Principal bed chamber 26 feet by 20 feet communicating with a lady’s morning or dressing room with semicircular bow end, chimney piece of black marble and folding doors panelled with looking glasses. Five other best bed chambers four of which with dressing rooms large enough for beds and having fireplaces in each
The attic floor with ten bachelor and servant’s sleeping rooms
Water Closets on both floors
A separate wing provided a housekeeper’s room, sleeping room, store room, and still room and beyond a fruit chamber. On the ground floor of the wing a spacious kitchen, a scullery, cool larders and beyond a brew house
The basement providing a servants’ hall, arched wine cellar, butler’s pantry
Dairy, wash house and laundry, a brick and tiled building
Four stall and a three stall stables with loose box
Double and a single coach house and harness room
Kitchen garden of more than two acres enclosed by a fruit wall
A small pleasure ground surrounds the house leading to and partly concealed offices
Outside the Main House
Ornamental dairy and separate scalding house not too distant from the dwelling which are octagonal buildings, brick built and thatched
Until recently (2012) the remains of the Ornamental Dairy stood in a dell in Eastwick Drive close to the Lower Road junction. Brick by brick and tile by tile the building was taken to be rebuilt at the Weald and Downland Open Air Museum near Chichester where it is planned to restore it to its original condition.
William Keswick’s daughter Kate Keswick (b 1903) gave an interview reminiscing about her childhood memories in the house which is recorded in a separate chapter but an excerpt is given here.
The wrought iron entrance gates opened up to a forked driveway which led to the grand house, surrounded by 387 acres of land.

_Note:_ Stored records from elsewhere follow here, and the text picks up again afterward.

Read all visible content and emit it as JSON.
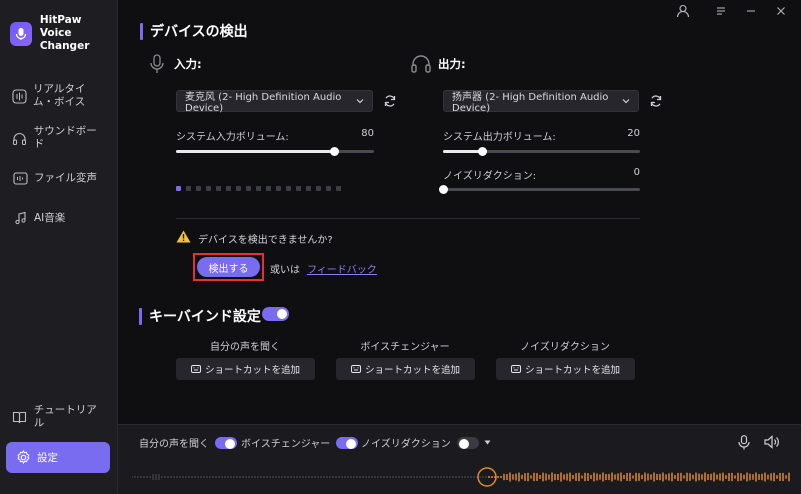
{
  "app": {
    "brand_line1": "HitPaw",
    "brand_line2": "Voice Changer"
  },
  "sidebar": {
    "items": [
      {
        "label": "リアルタイム・ボイス",
        "icon": "waveform-icon"
      },
      {
        "label": "サウンドボード",
        "icon": "headphones-icon"
      },
      {
        "label": "ファイル変声",
        "icon": "file-audio-icon"
      },
      {
        "label": "AI音楽",
        "icon": "ai-music-icon"
      }
    ],
    "tutorial_label": "チュートリアル",
    "settings_label": "設定"
  },
  "device_section": {
    "title": "デバイスの検出",
    "input": {
      "heading": "入力:",
      "device": "麦克风 (2- High Definition Audio Device)",
      "volume_label": "システム入力ボリューム:",
      "volume_value": "80",
      "volume_level": 80,
      "meter_level": 1
    },
    "output": {
      "heading": "出力:",
      "device": "扬声器 (2- High Definition Audio Device)",
      "volume_label": "システム出力ボリューム:",
      "volume_value": "20",
      "volume_level": 20,
      "noise_label": "ノイズリダクション:",
      "noise_value": "0",
      "noise_level": 0
    },
    "warning_text": "デバイスを検出できませんか?",
    "detect_button": "検出する",
    "or_text": "或いは",
    "feedback_link": "フィードバック"
  },
  "keybind_section": {
    "title": "キーバインド設定",
    "enabled": true,
    "columns": [
      {
        "label": "自分の声を聞く",
        "button": "ショートカットを追加"
      },
      {
        "label": "ボイスチェンジャー",
        "button": "ショートカットを追加"
      },
      {
        "label": "ノイズリダクション",
        "button": "ショートカットを追加"
      }
    ]
  },
  "footer": {
    "hear_self_label": "自分の声を聞く",
    "hear_self_on": true,
    "voice_changer_label": "ボイスチェンジャー",
    "voice_changer_on": true,
    "noise_label": "ノイズリダクション",
    "noise_on": false
  },
  "colors": {
    "accent": "#7a6cf0",
    "highlight_border": "#e63131",
    "wave": "#e08a2a"
  }
}
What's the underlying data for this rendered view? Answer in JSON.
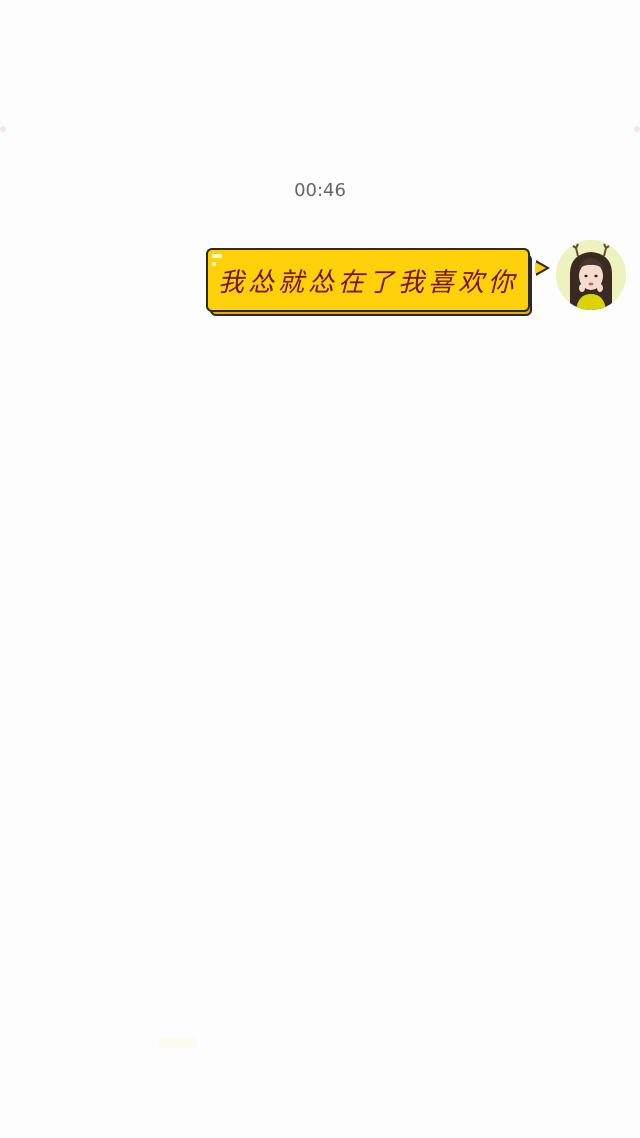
{
  "chat": {
    "timestamp": "00:46",
    "messages": [
      {
        "sender": "self",
        "text": "我怂就怂在了我喜欢你",
        "avatar_icon": "user-avatar"
      }
    ]
  },
  "colors": {
    "background": "#fdfdfd",
    "bubble_fill": "#fed10a",
    "bubble_shadow": "#f5a800",
    "bubble_border": "#2a2a2a",
    "bubble_text": "#7a1414",
    "timestamp_text": "#666666"
  }
}
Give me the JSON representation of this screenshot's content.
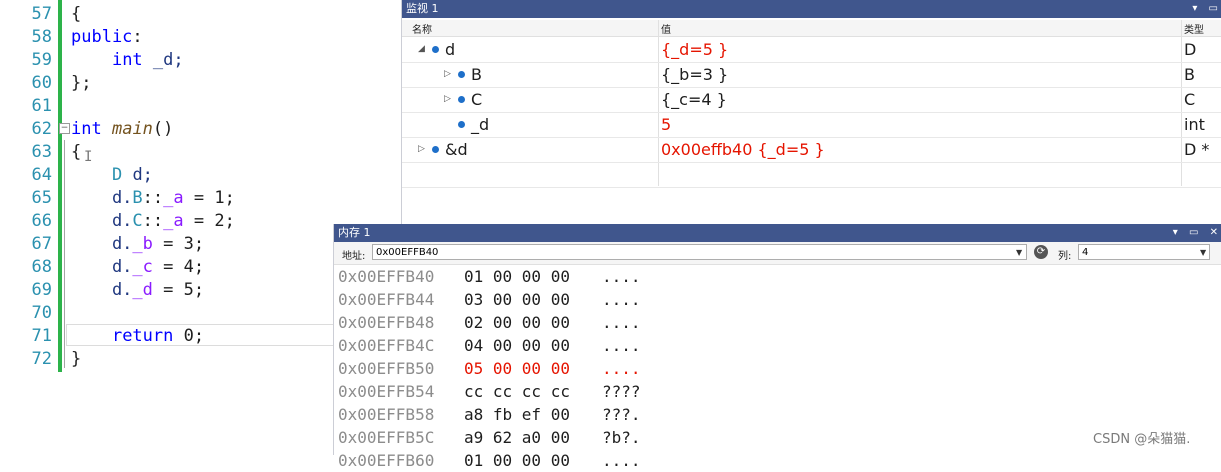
{
  "editor": {
    "lines": [
      {
        "no": "57",
        "parts": [
          {
            "t": "{",
            "c": "txt"
          }
        ]
      },
      {
        "no": "58",
        "parts": [
          {
            "t": "public",
            "c": "kw"
          },
          {
            "t": ":",
            "c": "txt"
          }
        ]
      },
      {
        "no": "59",
        "parts": [
          {
            "t": "    ",
            "c": "txt"
          },
          {
            "t": "int",
            "c": "kw"
          },
          {
            "t": " _d;",
            "c": "var"
          }
        ]
      },
      {
        "no": "60",
        "parts": [
          {
            "t": "};",
            "c": "txt"
          }
        ]
      },
      {
        "no": "61",
        "parts": []
      },
      {
        "no": "62",
        "parts": [
          {
            "t": "int",
            "c": "kw"
          },
          {
            "t": " ",
            "c": "txt"
          },
          {
            "t": "main",
            "c": "fn"
          },
          {
            "t": "()",
            "c": "txt"
          }
        ]
      },
      {
        "no": "63",
        "parts": [
          {
            "t": "{",
            "c": "txt"
          }
        ]
      },
      {
        "no": "64",
        "parts": [
          {
            "t": "    ",
            "c": "txt"
          },
          {
            "t": "D",
            "c": "ty"
          },
          {
            "t": " d;",
            "c": "var"
          }
        ]
      },
      {
        "no": "65",
        "parts": [
          {
            "t": "    d.",
            "c": "var"
          },
          {
            "t": "B",
            "c": "ty"
          },
          {
            "t": "::",
            "c": "txt"
          },
          {
            "t": "_a",
            "c": "mem"
          },
          {
            "t": " = ",
            "c": "txt"
          },
          {
            "t": "1",
            "c": "txt"
          },
          {
            "t": ";",
            "c": "txt"
          }
        ]
      },
      {
        "no": "66",
        "parts": [
          {
            "t": "    d.",
            "c": "var"
          },
          {
            "t": "C",
            "c": "ty"
          },
          {
            "t": "::",
            "c": "txt"
          },
          {
            "t": "_a",
            "c": "mem"
          },
          {
            "t": " = ",
            "c": "txt"
          },
          {
            "t": "2",
            "c": "txt"
          },
          {
            "t": ";",
            "c": "txt"
          }
        ]
      },
      {
        "no": "67",
        "parts": [
          {
            "t": "    d.",
            "c": "var"
          },
          {
            "t": "_b",
            "c": "mem"
          },
          {
            "t": " = ",
            "c": "txt"
          },
          {
            "t": "3",
            "c": "txt"
          },
          {
            "t": ";",
            "c": "txt"
          }
        ]
      },
      {
        "no": "68",
        "parts": [
          {
            "t": "    d.",
            "c": "var"
          },
          {
            "t": "_c",
            "c": "mem"
          },
          {
            "t": " = ",
            "c": "txt"
          },
          {
            "t": "4",
            "c": "txt"
          },
          {
            "t": ";",
            "c": "txt"
          }
        ]
      },
      {
        "no": "69",
        "parts": [
          {
            "t": "    d.",
            "c": "var"
          },
          {
            "t": "_d",
            "c": "mem"
          },
          {
            "t": " = ",
            "c": "txt"
          },
          {
            "t": "5",
            "c": "txt"
          },
          {
            "t": ";",
            "c": "txt"
          }
        ]
      },
      {
        "no": "70",
        "parts": []
      },
      {
        "no": "71",
        "parts": [
          {
            "t": "    ",
            "c": "txt"
          },
          {
            "t": "return",
            "c": "kw"
          },
          {
            "t": " 0;",
            "c": "txt"
          }
        ]
      },
      {
        "no": "72",
        "parts": [
          {
            "t": "}",
            "c": "txt"
          }
        ]
      }
    ],
    "cursor_glyph": "I"
  },
  "watch": {
    "title": "监视 1",
    "col_name": "名称",
    "col_value": "值",
    "col_type": "类型",
    "rows": [
      {
        "name": "d",
        "value": "{_d=5 }",
        "type": "D",
        "value_red": true,
        "expand": "◢"
      },
      {
        "name": "B",
        "value": "{_b=3 }",
        "type": "B",
        "value_red": false,
        "expand": "▷"
      },
      {
        "name": "C",
        "value": "{_c=4 }",
        "type": "C",
        "value_red": false,
        "expand": "▷"
      },
      {
        "name": "_d",
        "value": "5",
        "type": "int",
        "value_red": true,
        "expand": ""
      },
      {
        "name": "&d",
        "value": "0x00effb40 {_d=5 }",
        "type": "D *",
        "value_red": true,
        "expand": "▷"
      }
    ]
  },
  "memory": {
    "title": "内存 1",
    "address_label": "地址:",
    "address_value": "0x00EFFB40",
    "columns_label": "列:",
    "columns_value": "4",
    "rows": [
      {
        "addr": "0x00EFFB40",
        "bytes": "01 00 00 00",
        "ascii": "....",
        "changed": false
      },
      {
        "addr": "0x00EFFB44",
        "bytes": "03 00 00 00",
        "ascii": "....",
        "changed": false
      },
      {
        "addr": "0x00EFFB48",
        "bytes": "02 00 00 00",
        "ascii": "....",
        "changed": false
      },
      {
        "addr": "0x00EFFB4C",
        "bytes": "04 00 00 00",
        "ascii": "....",
        "changed": false
      },
      {
        "addr": "0x00EFFB50",
        "bytes": "05 00 00 00",
        "ascii": "....",
        "changed": true
      },
      {
        "addr": "0x00EFFB54",
        "bytes": "cc cc cc cc",
        "ascii": "????",
        "changed": false
      },
      {
        "addr": "0x00EFFB58",
        "bytes": "a8 fb ef 00",
        "ascii": "???.",
        "changed": false
      },
      {
        "addr": "0x00EFFB5C",
        "bytes": "a9 62 a0 00",
        "ascii": "?b?.",
        "changed": false
      },
      {
        "addr": "0x00EFFB60",
        "bytes": "01 00 00 00",
        "ascii": "....",
        "changed": false
      }
    ]
  },
  "watermark": "CSDN @朵猫猫.",
  "colors": {
    "highlight_red": "#e51400",
    "title_bar": "#40568d",
    "change_bar": "#2db34a",
    "line_numbers": "#2b91af"
  }
}
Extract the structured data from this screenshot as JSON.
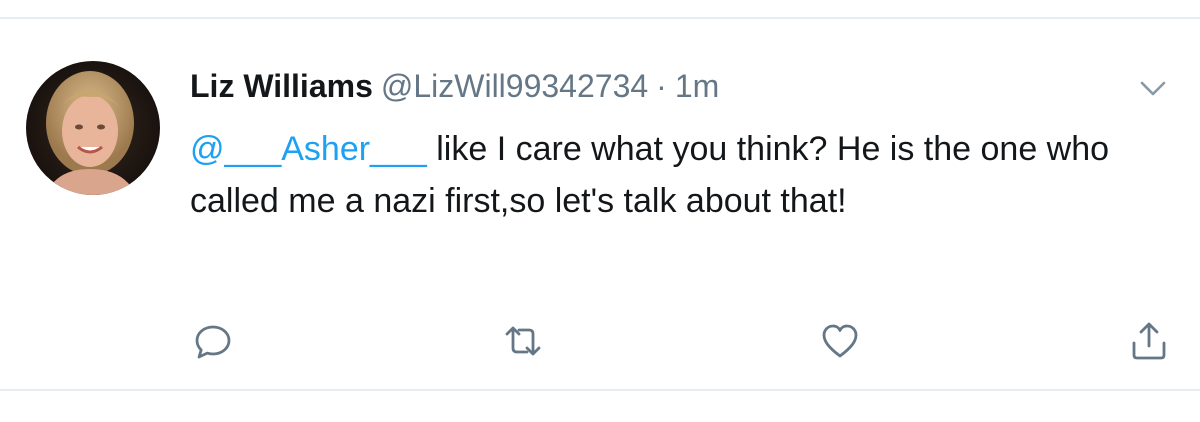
{
  "tweet": {
    "display_name": "Liz Williams",
    "handle": "@LizWill99342734",
    "separator": "·",
    "time": "1m",
    "mention": "@___Asher___",
    "text": " like I care what you think? He is the one who called me a nazi first,so let's talk about that!"
  },
  "icons": {
    "caret": "chevron-down-icon",
    "reply": "comment-bubble-icon",
    "retweet": "retweet-icon",
    "like": "heart-icon",
    "share": "share-upload-icon"
  },
  "colors": {
    "text": "#14171a",
    "secondary": "#657786",
    "mention": "#1da1f2",
    "divider": "#e6ecf0"
  }
}
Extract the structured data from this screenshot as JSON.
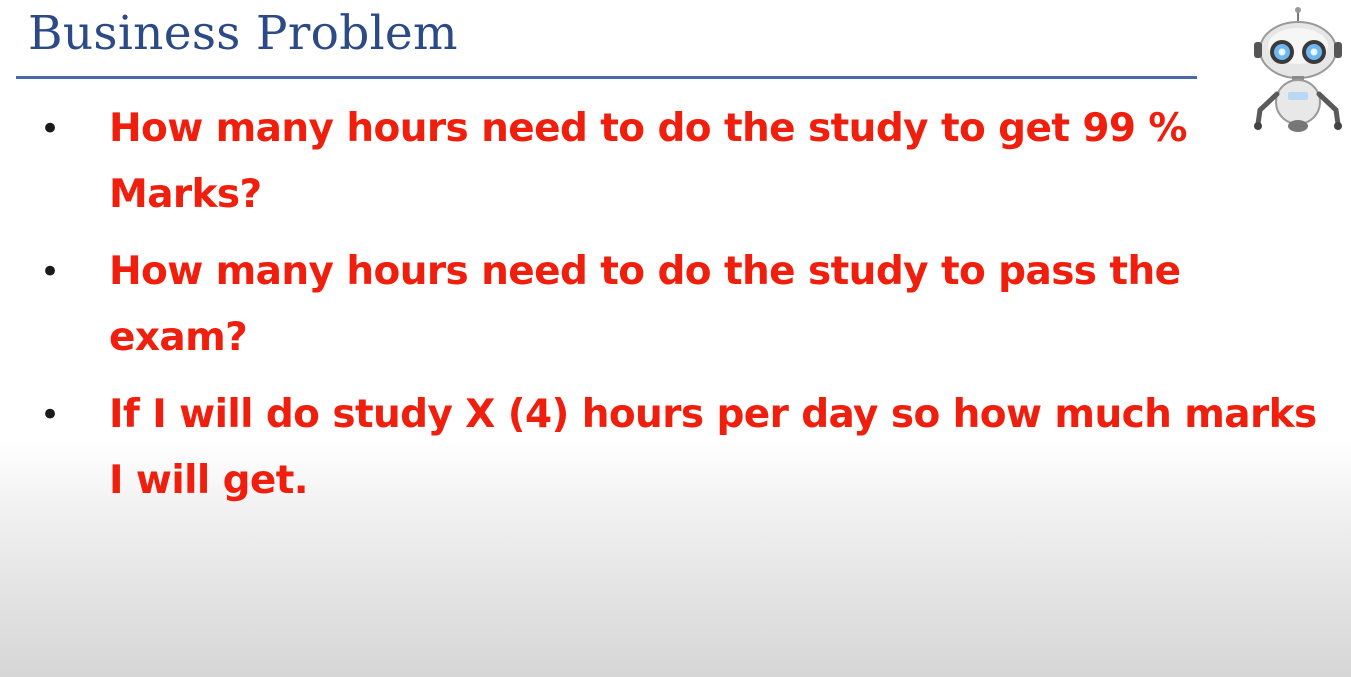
{
  "slide": {
    "title": "Business Problem",
    "bullets": [
      {
        "line1": "How many hours need to do the study to get 99 %",
        "line2": "Marks?"
      },
      {
        "line1": "How many hours need to do the study to pass the",
        "line2": "exam?"
      },
      {
        "line1": "If I will do study X (4) hours per day so how much marks",
        "line2": "I will get."
      }
    ]
  },
  "colors": {
    "title": "#2b4a86",
    "rule": "#4a6aa6",
    "bullet_text": "#f01e0c",
    "bullet_dot": "#1a1a1a"
  },
  "icons": {
    "corner_image": "robot-icon"
  }
}
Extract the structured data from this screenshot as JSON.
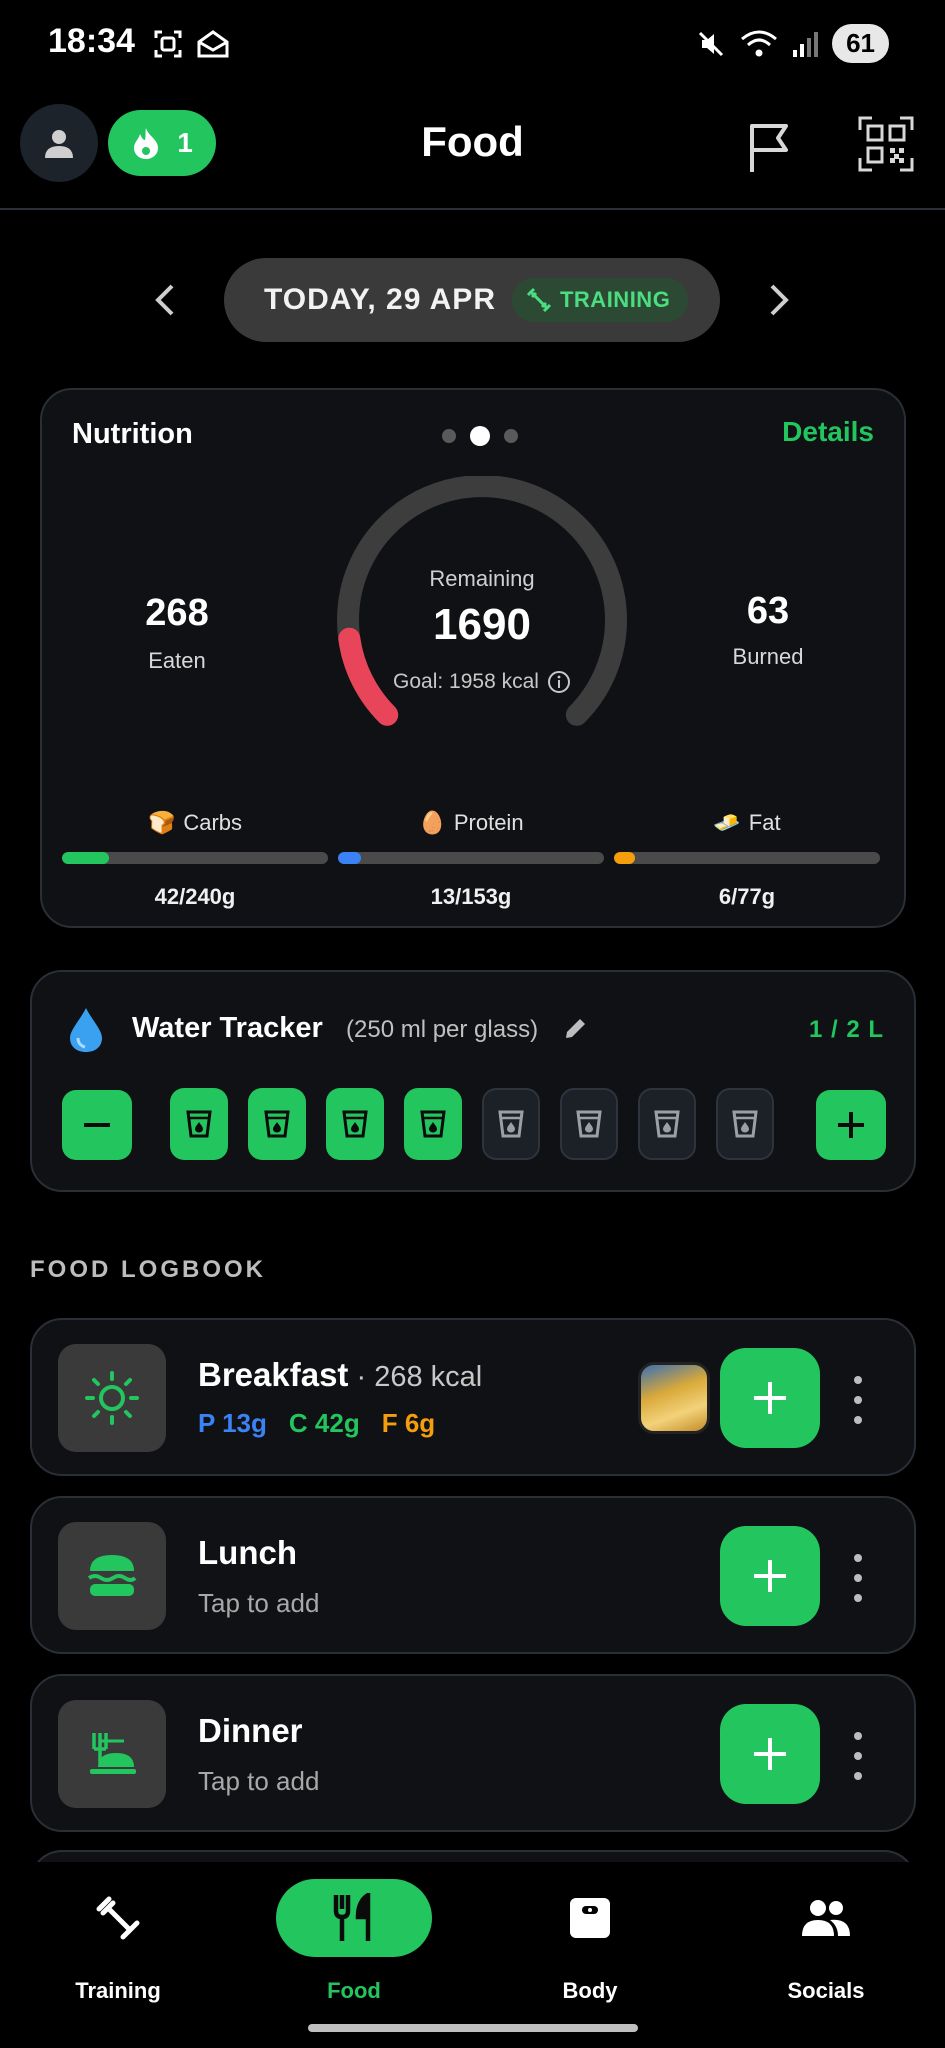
{
  "status_bar": {
    "time": "18:34",
    "battery": "61"
  },
  "app_bar": {
    "title": "Food",
    "streak_count": "1"
  },
  "date_selector": {
    "date_label": "TODAY, 29 APR",
    "badge": "TRAINING"
  },
  "nutrition": {
    "title": "Nutrition",
    "details_label": "Details",
    "eaten_value": "268",
    "eaten_label": "Eaten",
    "burned_value": "63",
    "burned_label": "Burned",
    "remaining_label": "Remaining",
    "remaining_value": "1690",
    "goal_label": "Goal: 1958 kcal",
    "consumed_fraction": 0.137,
    "macros": [
      {
        "emoji": "🍞",
        "name": "Carbs",
        "value": "42/240g",
        "fraction": 0.175,
        "color": "#22c55e"
      },
      {
        "emoji": "🥚",
        "name": "Protein",
        "value": "13/153g",
        "fraction": 0.085,
        "color": "#3b82f6"
      },
      {
        "emoji": "🧈",
        "name": "Fat",
        "value": "6/77g",
        "fraction": 0.078,
        "color": "#f59e0b"
      }
    ]
  },
  "water": {
    "title": "Water Tracker",
    "subtitle": "(250 ml per glass)",
    "total": "1 / 2 L",
    "glasses_filled": 4,
    "glasses_total": 8
  },
  "logbook": {
    "section_label": "FOOD LOGBOOK",
    "breakfast": {
      "name": "Breakfast",
      "kcal": " · 268 kcal",
      "p": "P 13g",
      "c": "C 42g",
      "f": "F 6g"
    },
    "lunch": {
      "name": "Lunch",
      "hint": "Tap to add"
    },
    "dinner": {
      "name": "Dinner",
      "hint": "Tap to add"
    }
  },
  "colors": {
    "accent": "#22c55e",
    "protein": "#3b82f6",
    "carbs": "#22c55e",
    "fat": "#f59e0b",
    "gauge_consumed": "#e8455a"
  },
  "nav": {
    "training": "Training",
    "food": "Food",
    "body": "Body",
    "socials": "Socials"
  }
}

In the walled kitchen garden there was a vinery, and peach and nectarine houses. The male employees lived above the stables which were located in the main garden. In those days children were not encouraged to read and so they explored the outdoors. Miss Keswick owned a pony and frequently went riding on the estate, which had a radius of 10 miles! In addition to pony riding another one of Miss Keswick’s favourite past times was to go to the bluebell woods and go bird nesting. The estate also had a farm and farmhouse that supplied the village with cream, butter and milk. Beef tea was made everyday and given free to pregnant women and nursing mothers of the village.
At Christmas a ball was held at the house for the servants, trades people, farm hands and the family to unite in celebration. The Keswick family were fortunate not to have to participate in household chores due to the numerous staff employed in the house. In1901 there were 17 servants which included a cook, kitchen maids, housemaids, buttons and a butler. A coachman looked after the carriages and horses. Keswick himself often walked to and from Clandon as he would never take the horses out on a Sunday.
In 1910 when Miss Keswick was living in Eastwick Park House electricity was installed. She was fascinated and thrilled by this new development!
Eastwick Park House was an imposing property set in magnificent grounds. Now all that is left is a vast housing estate occupying the old grounds.